Overactivation of the right inferior frontal gyrus, an area of the brain that underpins voluntary arrest of action, has been associated with stuttering. While there has been much research conducted on manual response inhibition, very few studies have examined vocal response inhibition and to date, no study has examined the temporal neurodynamics of vocal inhibition. Therefore, the first part of the present study identified, in a group of control participants, the temporal neural correlates of vocal response inhibition by recording electroencephalographic activity during a modified version of the stop signal task. Behavioural results showed that participants were able to inhibit a vocal response within approximately 324 ms. Analysis of ERPs revealed that a positive component around 324 ms was significantly larger in amplitude during successfully stopped trials compared to in an ignore condition. The second part of this study applied the methodology of the first part to a group of stuttering participants in a magnetoencephalographic (MEG) study. The results of this allow us to examine the temporal neurodynamics of vocal response inhibition in stutterers and to examine these in relation to the brain structures known to exhibit functional activation anomalies in stuttering.
|Number of pages||1|
|Journal||Clinical EEG and neuroscience|
|Publication status||Published - 2012|

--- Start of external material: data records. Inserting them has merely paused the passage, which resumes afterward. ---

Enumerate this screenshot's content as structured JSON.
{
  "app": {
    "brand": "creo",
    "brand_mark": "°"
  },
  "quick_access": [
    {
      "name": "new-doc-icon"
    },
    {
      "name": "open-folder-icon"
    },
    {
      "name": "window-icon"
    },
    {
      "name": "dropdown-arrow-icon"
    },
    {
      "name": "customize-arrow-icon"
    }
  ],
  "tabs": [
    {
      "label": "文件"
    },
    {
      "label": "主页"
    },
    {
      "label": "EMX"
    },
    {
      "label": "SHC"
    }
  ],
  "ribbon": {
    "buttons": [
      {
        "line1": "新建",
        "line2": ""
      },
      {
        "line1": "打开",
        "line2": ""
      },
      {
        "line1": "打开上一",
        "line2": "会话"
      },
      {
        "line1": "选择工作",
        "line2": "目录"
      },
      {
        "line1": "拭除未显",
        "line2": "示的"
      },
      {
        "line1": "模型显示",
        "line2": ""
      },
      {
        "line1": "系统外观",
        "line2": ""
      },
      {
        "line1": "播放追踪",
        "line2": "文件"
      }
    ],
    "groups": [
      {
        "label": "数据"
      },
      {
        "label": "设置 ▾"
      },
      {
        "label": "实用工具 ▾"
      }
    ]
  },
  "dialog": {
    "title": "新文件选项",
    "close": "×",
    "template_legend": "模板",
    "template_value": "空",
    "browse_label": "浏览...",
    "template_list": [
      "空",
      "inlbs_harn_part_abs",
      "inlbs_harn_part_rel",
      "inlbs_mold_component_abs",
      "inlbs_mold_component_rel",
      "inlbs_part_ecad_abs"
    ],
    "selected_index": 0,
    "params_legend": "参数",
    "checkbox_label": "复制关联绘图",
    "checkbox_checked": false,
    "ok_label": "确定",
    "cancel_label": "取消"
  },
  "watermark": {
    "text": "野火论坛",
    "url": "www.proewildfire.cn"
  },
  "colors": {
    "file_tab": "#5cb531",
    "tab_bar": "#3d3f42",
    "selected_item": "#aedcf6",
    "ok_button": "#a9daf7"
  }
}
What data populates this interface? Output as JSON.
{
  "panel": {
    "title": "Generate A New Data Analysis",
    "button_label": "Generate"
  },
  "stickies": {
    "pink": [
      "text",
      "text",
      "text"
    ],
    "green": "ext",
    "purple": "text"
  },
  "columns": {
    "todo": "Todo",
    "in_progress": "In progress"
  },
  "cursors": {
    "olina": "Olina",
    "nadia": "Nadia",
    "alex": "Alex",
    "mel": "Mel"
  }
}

|Event||Australasian Cognitive Neurosciences Conference (21st : 2011) - Sydney|
Duration: 9 Dec 2011 → 12 Dec 2011